Although there is no military draft currently in effect, there is a requirement that all 18-year-old males register in the possibility for a draft.  In fact, a number of draft bills have been carefully crafted and could be quickly enacted if the political situation changed.  Another tragedy of the 9/11 variety (or something worse) would change the political climate dramatically.  The draft bills that have been prepared allow (as is demanded by the Constitution and supported by Supreme Court decisions) for alternative service for those conscientiously opposed to war.  However, it is not easy to meet the legal tests for C.O. status.  For example, one requirement is that you show some record of your conscientious objection to war.  For this reason, those who think that they would likely be conscientiously opposed to war need to be preparing a record of their thoughts and actions in this regard.  Some of the sites on the right give much more detail about this topic.  You can contact me directly for more information and counseling on this topic.

“Non-violence is not inaction.
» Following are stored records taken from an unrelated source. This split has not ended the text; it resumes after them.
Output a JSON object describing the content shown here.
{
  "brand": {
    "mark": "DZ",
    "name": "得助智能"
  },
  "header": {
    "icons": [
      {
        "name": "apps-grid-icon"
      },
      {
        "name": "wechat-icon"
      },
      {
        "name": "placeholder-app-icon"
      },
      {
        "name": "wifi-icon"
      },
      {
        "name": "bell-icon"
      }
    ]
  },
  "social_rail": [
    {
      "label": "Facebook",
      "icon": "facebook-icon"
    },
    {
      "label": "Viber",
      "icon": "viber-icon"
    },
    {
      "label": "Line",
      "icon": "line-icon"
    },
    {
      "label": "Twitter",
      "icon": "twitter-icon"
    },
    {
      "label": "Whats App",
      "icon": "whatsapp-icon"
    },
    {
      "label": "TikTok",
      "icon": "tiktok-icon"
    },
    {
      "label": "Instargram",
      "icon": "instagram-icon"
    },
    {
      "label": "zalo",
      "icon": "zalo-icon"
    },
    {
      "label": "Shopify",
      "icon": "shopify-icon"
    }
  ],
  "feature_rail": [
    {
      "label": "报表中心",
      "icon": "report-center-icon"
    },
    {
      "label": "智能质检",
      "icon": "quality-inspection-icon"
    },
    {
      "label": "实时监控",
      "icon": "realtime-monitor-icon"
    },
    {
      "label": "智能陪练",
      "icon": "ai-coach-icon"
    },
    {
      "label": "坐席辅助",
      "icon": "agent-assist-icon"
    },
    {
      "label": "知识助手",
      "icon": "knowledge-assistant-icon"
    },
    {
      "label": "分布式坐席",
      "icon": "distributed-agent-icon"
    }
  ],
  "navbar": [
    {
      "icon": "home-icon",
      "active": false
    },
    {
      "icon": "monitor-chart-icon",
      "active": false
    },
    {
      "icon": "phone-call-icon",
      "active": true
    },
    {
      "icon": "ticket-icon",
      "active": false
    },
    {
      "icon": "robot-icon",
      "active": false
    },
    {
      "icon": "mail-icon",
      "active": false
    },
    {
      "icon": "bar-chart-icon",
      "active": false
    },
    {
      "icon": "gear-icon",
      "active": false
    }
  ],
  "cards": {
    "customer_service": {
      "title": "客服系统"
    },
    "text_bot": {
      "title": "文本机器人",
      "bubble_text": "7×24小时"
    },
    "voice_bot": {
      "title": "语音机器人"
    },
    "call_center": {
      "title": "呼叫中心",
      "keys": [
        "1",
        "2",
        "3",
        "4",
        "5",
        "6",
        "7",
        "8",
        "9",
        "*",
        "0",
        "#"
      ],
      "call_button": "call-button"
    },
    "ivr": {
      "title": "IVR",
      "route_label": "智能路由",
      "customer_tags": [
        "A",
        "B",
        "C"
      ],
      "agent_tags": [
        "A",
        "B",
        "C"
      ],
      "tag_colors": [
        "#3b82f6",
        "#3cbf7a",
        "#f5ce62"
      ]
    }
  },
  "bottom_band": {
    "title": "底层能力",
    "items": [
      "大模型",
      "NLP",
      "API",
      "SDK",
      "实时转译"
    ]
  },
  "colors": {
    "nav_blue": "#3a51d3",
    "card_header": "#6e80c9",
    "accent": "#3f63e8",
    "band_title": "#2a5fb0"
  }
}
It is not discussion. It is not for the timid or weak… Non-violence is hard work. It is the willingness to sacrifice. It is the patience to succeed.” CC

“The evil the enemy may do never expresses all that he is. Nonviolence is a wager– not so much on the goodness of humanity– as on its infinite complexity.”

“It belongs to the very substance of nonviolence never to destroy or damage another person’s feeling of self worth, even an opponent’s. We all need, constantly, an advance of trust and affirmation.”

“We may never be strong enough to be entirely nonviolent in thought, word and deed. But we must keep nonviolence as our goal and make strong progress towards it.” MG

“Nonviolence is a powerful and just weapon which cuts without wounding and ennobles the man who wields it. It is a sword that heals.” MLK

“There is no security except in creating situations in which people do not want to harm you.”

“I object to violence because when it appears to do good, the good is only temporary; the evil it does is permanent.” MG

“The first thing to be changed by our commitment to nonviolence will be not the system but our own lives.”

I don’t see how killing people can bring real peace. It can only bring death, hatred, fear, and preparing for the next war.

Peace Dove     There is no WAY to peace. Peace IS the way.